Postal notes were the specialized money order successors to the United States Department of the Treasury's postage and fractional currency. They were created so Americans could safely and inexpensively (for a three cent fee) send sums of money under $5 to distant places.
Postal Notes were privately produced by three different firms in six design types during three four-year contracts. Developed under Postmaster General Walter Q. Gresham, they were first issued at the nation's post offices on Monday, September 3, 1883. Numerous "first day" souvenir notes have survived.
Government officials, wary of the continuing problem of postal theft, initially mandated that the notes could be cashable only in the city named by the purchaser. Engraved and printed by the Homer Lee Bank Note Company, the first two designs (Types I and II) had a space for the postal clerk to indicate where the note was being sent. If stolen en route, the note had no value, as it could not be cashed in any other city. All Postal Notes were printed on a watermarked security paper produced by Crane & Co. that features a unique watermark. Type I notes were printed on a yellow security paper blank that was about 10% larger than all subsequent issues. Type II and later notes were printed on a creamy white security paper.

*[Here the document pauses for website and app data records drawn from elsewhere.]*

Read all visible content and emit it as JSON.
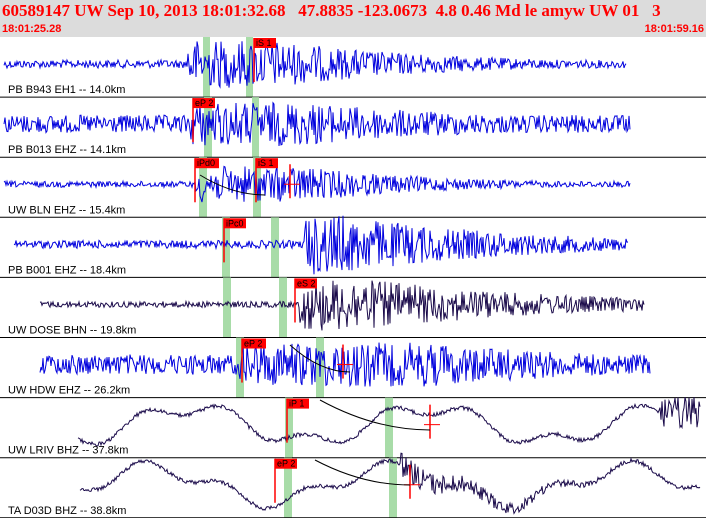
{
  "header": {
    "title": "60589147 UW Sep 10, 2013 18:01:32.68   47.8835 -123.0673  4.8 0.46 Md le amyw UW 01   3",
    "start_time": "18:01:25.28",
    "end_time": "18:01:59.16"
  },
  "colors": {
    "trace_blue": "#0000dd",
    "trace_dark": "#1a0a4a",
    "pick_red": "#ff0000",
    "window_green": "#a8dca8",
    "header_bg": "#dcdcdc"
  },
  "traces": [
    {
      "label": "PB B943 EH1 -- 14.0km",
      "color": "blue",
      "picks": [
        {
          "label": "iS 1"
        }
      ],
      "windows": 2
    },
    {
      "label": "PB B013 EHZ -- 14.1km",
      "color": "blue",
      "picks": [
        {
          "label": "eP 2"
        }
      ],
      "windows": 2
    },
    {
      "label": "UW BLN EHZ -- 15.4km",
      "color": "blue",
      "picks": [
        {
          "label": "iPd0"
        },
        {
          "label": "iS 1"
        }
      ],
      "windows": 2
    },
    {
      "label": "PB B001 EHZ -- 18.4km",
      "color": "blue",
      "picks": [
        {
          "label": "iPc0"
        }
      ],
      "windows": 2
    },
    {
      "label": "UW DOSE BHN -- 19.8km",
      "color": "dark",
      "picks": [
        {
          "label": "eS 2"
        }
      ],
      "windows": 2
    },
    {
      "label": "UW HDW EHZ -- 26.2km",
      "color": "blue",
      "picks": [
        {
          "label": "eP 2"
        }
      ],
      "windows": 2
    },
    {
      "label": "UW LRIV BHZ -- 37.8km",
      "color": "dark",
      "picks": [
        {
          "label": "iP 1"
        }
      ],
      "windows": 2
    },
    {
      "label": "TA D03D BHZ -- 38.8km",
      "color": "dark",
      "picks": [
        {
          "label": "eP 2"
        }
      ],
      "windows": 2
    }
  ]
}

In January of 1887, Congress changed the applicable law. Rather than being cashable at only one named post office, it decided that newly issued Postal Notes could be cashable at any money order office – the system's larger and busier offices. To comply with the new law, "Any Money Order Office" was rubber-stamped or hand written in place of a specific paying city on the Type II forms. These notes are called Type II-A.
To comply with the law, Homer Lee's engravers added the words "ANY MONEY ORDER OFFICE" in a level line into the second design's printing plates. Due to the short period of time between the passage of the new law and the start of the second production contract (which Homer Lee did not receive), few post offices ordered and issued Type III Postal Notes.
The American Bank Note Company of New York was the winning bidder for the second Postal Note engraving and printing contract. Thomas F. Morris, creator of the acclaimed designs for U.S. currency and stamps, as well as stock and bond certificates, etc., was assigned to design and engrave the new Postal Note (Type IV). No major changes were required during American's four-year contract. The only change noted during ABNCo's contract was the decade change on the date line from "188___" to "189___." All Postal Notes issued with the American Bank Note Company logotype are Type IV.
The third and final Postal Note engraving and printing contract extended from September of 1891 to June of 1894. Dunlap & Clarke of Philadelphia won the competition. Their design, unchanged during the length of their contract, is catalogued as Type V.
Between 1883 and 1894, some 70.8 million Postal Notes were issued, used as intended, then destroyed. Approximately 1,500 have survived for modern collectors and historians. Thanks to the government's publicity, the first and final designs are the most common notes. No publicity was produced for the other design changes. Type III notes are the rarities of the series.